As a 2014 NVCC Advanced Manufacturing program graduate, Hannah Lenoce, 19, has a promise of employment for at least the next four years at Marion Manufacturing Co. in Cheshire. At the end of this time, she will be nationally certified as a tool-and-die maker, making her highly marketable and transferable at a time when most manufacturers are scrambling to replace an aging workforce.
In just one year, Hannah has improved her status from high school dropout to manufacturing apprentice. Under the Connecticut Department of Labor’s Apprenticeship Program, she will work 40 hours-per-week at Marion, where she also completed an internship, under the tutelage of an experienced journeyman to learn the ins and outs of her craft. Her pay is set and will be incrementally raised as she achieves milestones in her hands-on education.

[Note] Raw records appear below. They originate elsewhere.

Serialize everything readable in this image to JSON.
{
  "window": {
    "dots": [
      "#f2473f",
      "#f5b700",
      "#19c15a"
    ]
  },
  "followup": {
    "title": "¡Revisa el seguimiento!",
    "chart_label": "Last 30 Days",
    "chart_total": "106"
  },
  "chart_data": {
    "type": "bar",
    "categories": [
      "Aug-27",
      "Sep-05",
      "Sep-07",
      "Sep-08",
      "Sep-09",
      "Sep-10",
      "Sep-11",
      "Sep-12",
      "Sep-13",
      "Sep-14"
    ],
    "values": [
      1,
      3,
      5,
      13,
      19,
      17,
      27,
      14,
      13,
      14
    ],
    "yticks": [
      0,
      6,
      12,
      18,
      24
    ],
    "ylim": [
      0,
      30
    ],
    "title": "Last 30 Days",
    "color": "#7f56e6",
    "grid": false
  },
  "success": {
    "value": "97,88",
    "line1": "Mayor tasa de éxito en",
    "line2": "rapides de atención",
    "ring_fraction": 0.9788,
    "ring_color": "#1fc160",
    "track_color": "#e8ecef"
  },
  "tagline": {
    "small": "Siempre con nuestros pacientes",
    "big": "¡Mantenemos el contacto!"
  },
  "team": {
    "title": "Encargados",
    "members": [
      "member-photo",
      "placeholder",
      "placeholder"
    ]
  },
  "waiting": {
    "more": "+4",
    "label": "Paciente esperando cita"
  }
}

This isn’t the only door that’s been opened to Hannah, according to Douglas Johnson, Marion’s vice president of operations.

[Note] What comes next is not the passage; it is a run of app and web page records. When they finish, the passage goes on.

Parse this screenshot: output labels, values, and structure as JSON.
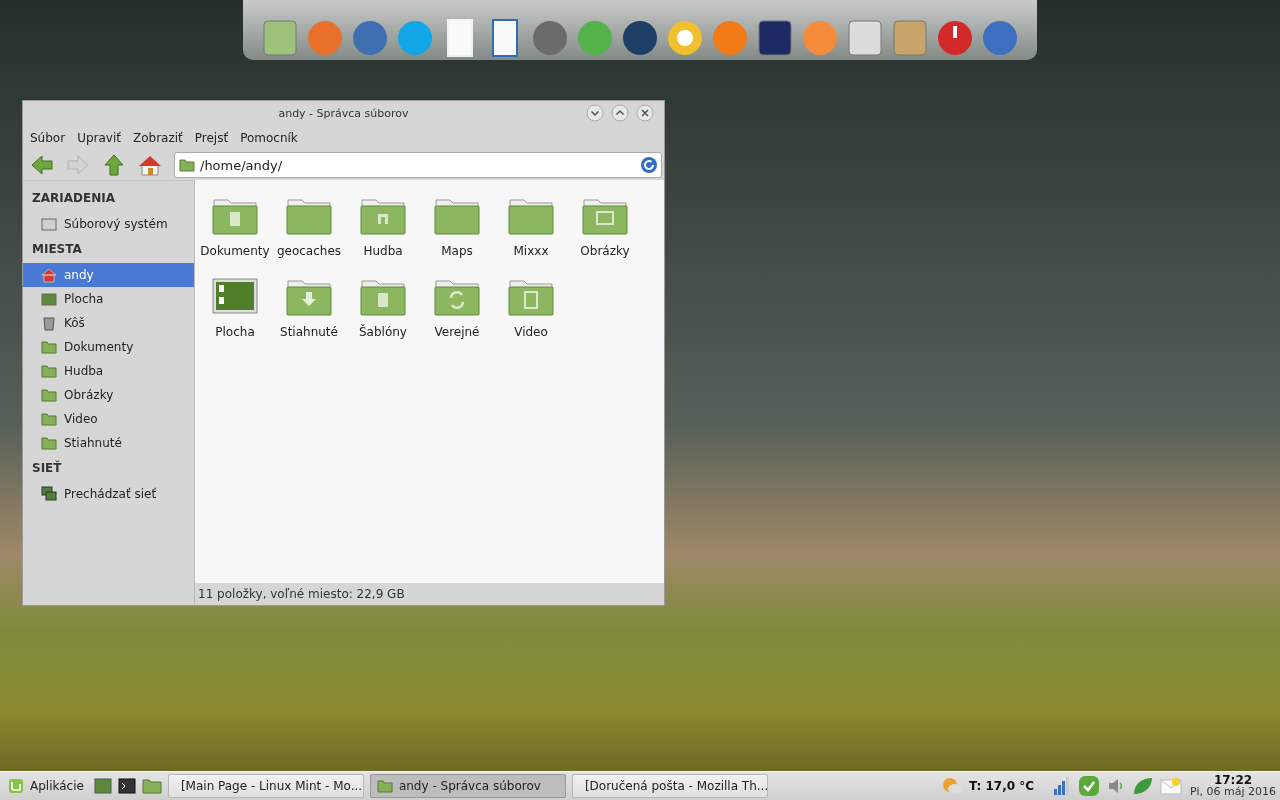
{
  "window": {
    "title": "andy - Správca súborov",
    "menu": [
      "Súbor",
      "Upraviť",
      "Zobraziť",
      "Prejsť",
      "Pomocník"
    ],
    "location": "/home/andy/",
    "sidebar": [
      {
        "heading": "ZARIADENIA",
        "items": [
          {
            "label": "Súborový systém",
            "kind": "drive",
            "selected": false
          }
        ]
      },
      {
        "heading": "MIESTA",
        "items": [
          {
            "label": "andy",
            "kind": "home",
            "selected": true
          },
          {
            "label": "Plocha",
            "kind": "desktop",
            "selected": false
          },
          {
            "label": "Kôš",
            "kind": "trash",
            "selected": false
          },
          {
            "label": "Dokumenty",
            "kind": "documents",
            "selected": false
          },
          {
            "label": "Hudba",
            "kind": "music",
            "selected": false
          },
          {
            "label": "Obrázky",
            "kind": "pictures",
            "selected": false
          },
          {
            "label": "Video",
            "kind": "video",
            "selected": false
          },
          {
            "label": "Stiahnuté",
            "kind": "download",
            "selected": false
          }
        ]
      },
      {
        "heading": "SIEŤ",
        "items": [
          {
            "label": "Prechádzať sieť",
            "kind": "network",
            "selected": false
          }
        ]
      }
    ],
    "files": [
      {
        "name": "Dokumenty",
        "kind": "documents"
      },
      {
        "name": "geocaches",
        "kind": "folder"
      },
      {
        "name": "Hudba",
        "kind": "music"
      },
      {
        "name": "Maps",
        "kind": "folder"
      },
      {
        "name": "Mixxx",
        "kind": "folder"
      },
      {
        "name": "Obrázky",
        "kind": "pictures"
      },
      {
        "name": "Plocha",
        "kind": "desktop"
      },
      {
        "name": "Stiahnuté",
        "kind": "download"
      },
      {
        "name": "Šablóny",
        "kind": "documents"
      },
      {
        "name": "Verejné",
        "kind": "public"
      },
      {
        "name": "Video",
        "kind": "video"
      }
    ],
    "status_bar": "11 položky, voľné miesto: 22,9 GB"
  },
  "taskbar": {
    "menu_button": "Aplikácie",
    "tasks": [
      {
        "title": "[Main Page - Linux Mint - Mo...",
        "kind": "browser",
        "selected": false
      },
      {
        "title": "andy - Správca súborov",
        "kind": "files",
        "selected": true
      },
      {
        "title": "[Doručená pošta - Mozilla Th...",
        "kind": "mail",
        "selected": false
      }
    ],
    "weather": "T: 17,0 °C",
    "time": "17:22",
    "date": "Pi, 06 máj 2016"
  }
}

“We’ve been fielding a lot of requests from the Precision Metalforming Association (PMA) for access to Hannah,” he said. PMA has a division for women in manufacturing. “She’s going to be featured in their “My Life” publication and she’s been given a scholarship to attend their annual meeting. She’s also been invited back to the college to do some manufacturing commercials.”
For Hannah, the program allowed her to be herself, and continue learning the way she learns best: hands-on. When she dropped out of high school it was to work full-time, even 50-60 hours per week, because she prefers tangible results.
“I like to keep myself moving,” said Hannah in an April 30 interview. “I’m really happy with where I’m at.”
Students who earn their two-semester certificate in Advanced Manufacturing Machine Technology Level II at Naugatuck Valley Community College are qualified to work in machine technology and CNC manufacturing environments. The certificate provides desired work skills by combining hands-on instruction, interactive lab experiences, theory and possible on-site manufacturing internships. The College currently offers daytime and evening manufacturing cohorts. Learn more.